BRIEF => Line filter on the word "screenshot": copy each matching line from the entries.

INFORMATION GIVEN =>
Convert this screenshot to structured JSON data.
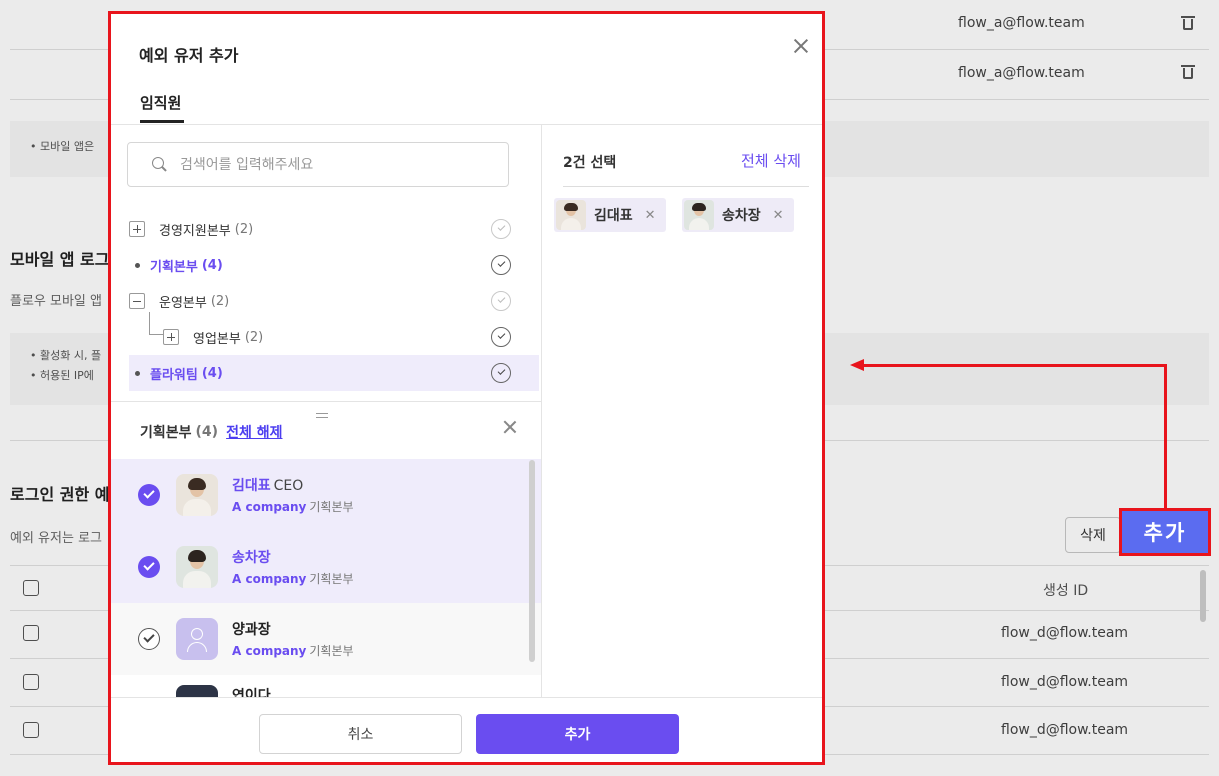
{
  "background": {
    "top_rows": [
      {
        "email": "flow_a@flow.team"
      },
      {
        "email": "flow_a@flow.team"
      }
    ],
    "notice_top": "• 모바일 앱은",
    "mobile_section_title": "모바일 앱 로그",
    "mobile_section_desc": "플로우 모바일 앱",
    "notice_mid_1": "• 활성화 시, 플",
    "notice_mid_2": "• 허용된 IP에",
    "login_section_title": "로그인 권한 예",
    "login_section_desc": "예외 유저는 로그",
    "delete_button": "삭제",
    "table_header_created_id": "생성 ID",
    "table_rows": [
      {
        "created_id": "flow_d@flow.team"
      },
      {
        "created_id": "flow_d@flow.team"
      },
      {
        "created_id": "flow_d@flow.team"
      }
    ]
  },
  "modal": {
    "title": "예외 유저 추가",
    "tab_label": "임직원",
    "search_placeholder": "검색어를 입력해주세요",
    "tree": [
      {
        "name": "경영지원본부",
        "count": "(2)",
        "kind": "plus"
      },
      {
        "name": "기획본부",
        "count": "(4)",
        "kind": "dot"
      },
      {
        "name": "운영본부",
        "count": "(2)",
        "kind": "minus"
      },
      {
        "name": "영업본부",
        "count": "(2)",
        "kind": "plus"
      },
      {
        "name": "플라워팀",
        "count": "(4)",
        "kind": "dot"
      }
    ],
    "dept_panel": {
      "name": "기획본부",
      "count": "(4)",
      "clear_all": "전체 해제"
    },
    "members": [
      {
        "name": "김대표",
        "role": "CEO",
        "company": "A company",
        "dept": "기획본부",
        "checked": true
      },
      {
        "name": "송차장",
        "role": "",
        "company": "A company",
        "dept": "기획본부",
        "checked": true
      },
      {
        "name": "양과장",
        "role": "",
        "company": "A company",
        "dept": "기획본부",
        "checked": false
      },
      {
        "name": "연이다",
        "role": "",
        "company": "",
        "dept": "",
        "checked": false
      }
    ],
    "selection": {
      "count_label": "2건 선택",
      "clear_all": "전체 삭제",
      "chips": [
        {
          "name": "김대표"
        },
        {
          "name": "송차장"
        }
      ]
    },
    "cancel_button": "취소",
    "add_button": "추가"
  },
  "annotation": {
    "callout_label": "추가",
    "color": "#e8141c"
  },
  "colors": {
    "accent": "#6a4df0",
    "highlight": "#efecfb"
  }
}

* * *

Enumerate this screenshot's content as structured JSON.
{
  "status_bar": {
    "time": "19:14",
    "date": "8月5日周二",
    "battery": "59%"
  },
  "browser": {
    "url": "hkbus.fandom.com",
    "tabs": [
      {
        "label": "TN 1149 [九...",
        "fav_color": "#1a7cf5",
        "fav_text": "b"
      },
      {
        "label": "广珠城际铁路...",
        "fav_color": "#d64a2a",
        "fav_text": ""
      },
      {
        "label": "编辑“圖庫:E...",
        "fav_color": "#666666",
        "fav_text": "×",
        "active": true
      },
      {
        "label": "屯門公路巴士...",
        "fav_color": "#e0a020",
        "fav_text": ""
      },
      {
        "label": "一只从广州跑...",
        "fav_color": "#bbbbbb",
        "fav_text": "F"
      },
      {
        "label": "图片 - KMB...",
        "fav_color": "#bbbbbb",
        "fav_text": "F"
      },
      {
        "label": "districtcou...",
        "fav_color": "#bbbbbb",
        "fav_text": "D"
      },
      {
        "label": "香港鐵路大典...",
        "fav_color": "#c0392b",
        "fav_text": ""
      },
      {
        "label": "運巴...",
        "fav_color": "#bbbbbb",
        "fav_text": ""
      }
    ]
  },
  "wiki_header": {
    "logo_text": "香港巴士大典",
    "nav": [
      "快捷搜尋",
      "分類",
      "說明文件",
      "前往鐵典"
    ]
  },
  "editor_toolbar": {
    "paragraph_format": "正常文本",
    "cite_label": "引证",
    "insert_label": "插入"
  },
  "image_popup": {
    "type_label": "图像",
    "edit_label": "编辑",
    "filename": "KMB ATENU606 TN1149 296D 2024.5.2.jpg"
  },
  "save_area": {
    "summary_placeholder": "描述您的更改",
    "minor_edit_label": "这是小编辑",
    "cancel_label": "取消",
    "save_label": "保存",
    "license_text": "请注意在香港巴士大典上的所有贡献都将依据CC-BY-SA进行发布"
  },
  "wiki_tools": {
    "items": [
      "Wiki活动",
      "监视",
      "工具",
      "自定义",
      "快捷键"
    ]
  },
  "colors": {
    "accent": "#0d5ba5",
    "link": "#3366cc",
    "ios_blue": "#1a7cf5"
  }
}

RESULT OF THIS TASK =>
Convert this screenshot to structured JSON data.
Enumerate this screenshot's content as structured JSON.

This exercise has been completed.